- Required work
Every line below should be copied out exactly.

- Excerpted data
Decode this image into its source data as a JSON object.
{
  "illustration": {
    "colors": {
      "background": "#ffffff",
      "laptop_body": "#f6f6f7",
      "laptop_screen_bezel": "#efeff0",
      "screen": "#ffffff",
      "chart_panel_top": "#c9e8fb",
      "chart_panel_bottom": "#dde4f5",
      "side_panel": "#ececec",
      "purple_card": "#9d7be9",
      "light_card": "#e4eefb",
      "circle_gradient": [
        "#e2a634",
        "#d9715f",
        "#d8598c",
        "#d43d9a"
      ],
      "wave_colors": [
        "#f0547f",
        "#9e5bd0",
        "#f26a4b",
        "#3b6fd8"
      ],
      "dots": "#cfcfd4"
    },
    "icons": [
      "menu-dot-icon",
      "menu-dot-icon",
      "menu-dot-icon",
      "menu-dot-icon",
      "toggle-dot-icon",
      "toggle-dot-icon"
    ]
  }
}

- Answer space
Decode this image into its source data as a JSON object.
{
  "illustration": {
    "colors": {
      "background": "#ffffff",
      "laptop_body": "#f6f6f7",
      "laptop_screen_bezel": "#efeff0",
      "screen": "#ffffff",
      "chart_panel_top": "#c9e8fb",
      "chart_panel_bottom": "#dde4f5",
      "side_panel": "#ececec",
      "purple_card": "#9d7be9",
      "light_card": "#e4eefb",
      "circle_gradient": [
        "#e2a634",
        "#d9715f",
        "#d8598c",
        "#d43d9a"
      ],
      "wave_colors": [
        "#f0547f",
        "#9e5bd0",
        "#f26a4b",
        "#3b6fd8"
      ],
      "dots": "#cfcfd4"
    },
    "icons": [
      "menu-dot-icon",
      "menu-dot-icon",
      "menu-dot-icon",
      "menu-dot-icon",
      "toggle-dot-icon",
      "toggle-dot-icon"
    ]
  }
}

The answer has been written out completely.